Leaders Must Develop the Skill of Feedback

By now you’ve probably heard about the Wall Street Journal article of April 20th chronicling the heaping of praise on the youngest working generation and how businesses are struggling to keep up with the practice.

Written by Jeffrey Zastrow, the article refers to employers “dishing out kudos to workers for little more than showing up” and corporations “hiring consultants to teach managers how to compliment employees” using various “public displays of appreciation.”

The outcry has been loud and unduly shrill, in my estimation. Appreciation is a very good thing. When it’s due.

Let’s all step back, take a deep breath, and consider an alternative. How about providing real feedback instead of praise?

Feedback of any kind is hard to come by these days. There’s a deep-seated fear of being ‘inappropriate’ or ‘judgmental’ or worse, saying something that might unwittingly invite a lawsuit. For these and probably many other reasons (none good), feedback is rare. Good feedback is nearly extinct.

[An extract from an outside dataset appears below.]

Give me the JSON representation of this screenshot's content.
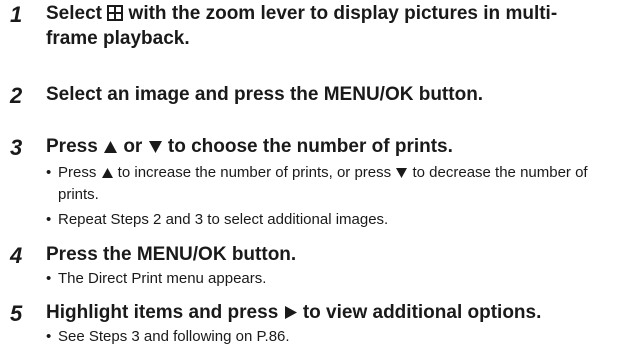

What is good feedback? It comes in three parts. The first part is descriptive; it simply articulates what is seen without judgment. The second part is interpretive. It makes meaning out of what was seen, understanding that context is an important shaper of meaning. The third part is evaluative; it comes to some judgment about what happened. This means that what was seen is deemed right/wrong, appropriate/inappropriate, a success or a failure. It also considers next steps. The best feedback joins both parties in a discussion of alternative actions, approaches, or methods to deliver a better outcome.

Good feedback is developmental; its intention is to help the recipient grow and improve.

Daring to provide real feedback takes some courage and a lot of practice. Most people tend to have a very small space between witnessing something and judging it. Managers, responsible for assessing certain workplace behaviors, can be among the most reactive in this regard. It takes patience to understand what happened, the context in which it occurred, and whether it was okay or not. I can hear it now: “Who’s got that kind of time?”

Think about it. It’s easy to dole out praise, but if you stop to consider the implications of indiscriminate praise, you can appreciate why it is not only unsatisfying to the recipient, but also why it might lead to a lot more trouble down the road.

Take the time to learn and develop true feedback skills. You’ll be acting like a leader and making a difference in the lives of the young people you influence.

Categories: Leadership

About Susan Marshall

founder susan marshall

Susan A. Marshall is author, speaker and founder, whose mission is to create a stronger, more confident future, one person or team at a time.  Through personal experience and hands-on work with executives from diverse industries at all levels, Susan has had the privilege of helping thousands of people do the difficult and exhilarating work of growth.